Fitbit (FIT) is set to announce its third-quarter earnings on Nov. 1 after market close. With the fitness tracker company in the middle of a rebuilding year and the stock significantly trailing the market, some investors are getting impatient to see positive signs from the company. And with its long-awaited smartwatch in the market and its promising enterprise health initiatives, investors will be looking to this quarterly report to see if Fitbit is on the mend.
Here are three questions investors should be asking.
Are customers embracing the new smartwatch?

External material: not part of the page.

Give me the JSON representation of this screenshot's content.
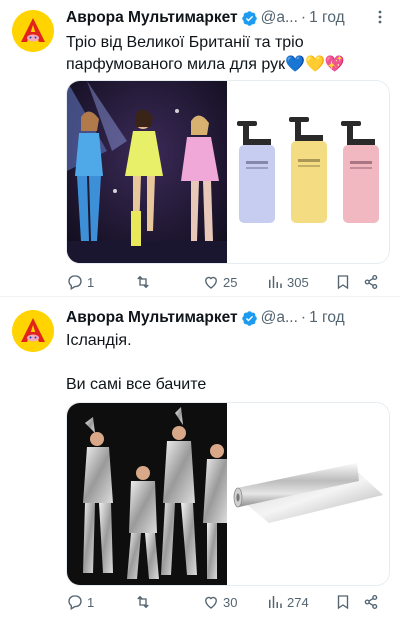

Fitbit's new smartwatch, the Ionic, was announced on Aug. 28. I preordered one that day and it arrived Sept. 25, with the device hitting retail stores in October. Fitbit's quarter closed on Sept. 30, so there will be some Ionic revenue in the quarterly report. However, Chief Operating Officer Bill Zarella said in the last earnings call that a "vast majority of our revenue in Q3 [would be] related to legacy products."
On the same earnings call, CEO James Park indicated that there's "good retailer commitment behind the launch of the product." The management team certainly was excited about the new product and confident in its prospects, even though it had not been unveiled yet. When the smartwatch was finally announced, the stock responded favorably. Investors will want to pay attention to what management says about how the smartwatch is selling.
Can the company improve this key metric?
One number that Fitbit investors should keep an eye on is revenue per device sold. By taking the total revenue for the quarter and dividing by the number of devices sold, this ratio gives a good idea of how well the company is dealing with the challenge of commoditization and if it's making money beyond the price of the device.
Last quarter, the company was able to maintain its average selling price (ASP) and add almost $4 of incremental revenue per device for accessories. Zerella indicated that this quarter's ASP would be "similar" to Q2's, but with new accessories and Fitbit-branded headphones announced with the Ionic, accessory revenue could have a meaningful positive impact to this measure.
Lastly, additional revenue that is not associated with a device such as subscription revenue for the Fitstar fitness app or programs related the company's enterprise health initiatives could also help this metric improve.
Can the company earn revenue beyond the devices?
Earlier this year, Fitbit announced a corporate reorganization focusing the company as two separate but interdependent businesses: consumer and enterprise health. The enterprise segment will focus on "expand[ing] on the company's early successes in working with insurance companies, employers, health systems, and other healthcare partners." This segment has tremendous opportunity for growth, but has not yielded much revenue, with the company indicating just that it is less than 10% of overall revenue.
With announcements this quarter that the company was selected to participate in the FDA's new digital health software pre-certification program and a partnership with med-device manufacturer DexCom, I'll be looking for the company to report progress on this significant opportunity. It's important for the long-term health of the company that it can diversify beyond selling consumer tech devices.
With this earnings announcement in the books, Fitbit's self-proclaimed "rebuilding year" will be three quarters complete. Investors will be watching if Fitbit is creating solid building blocks for growth going into 2018.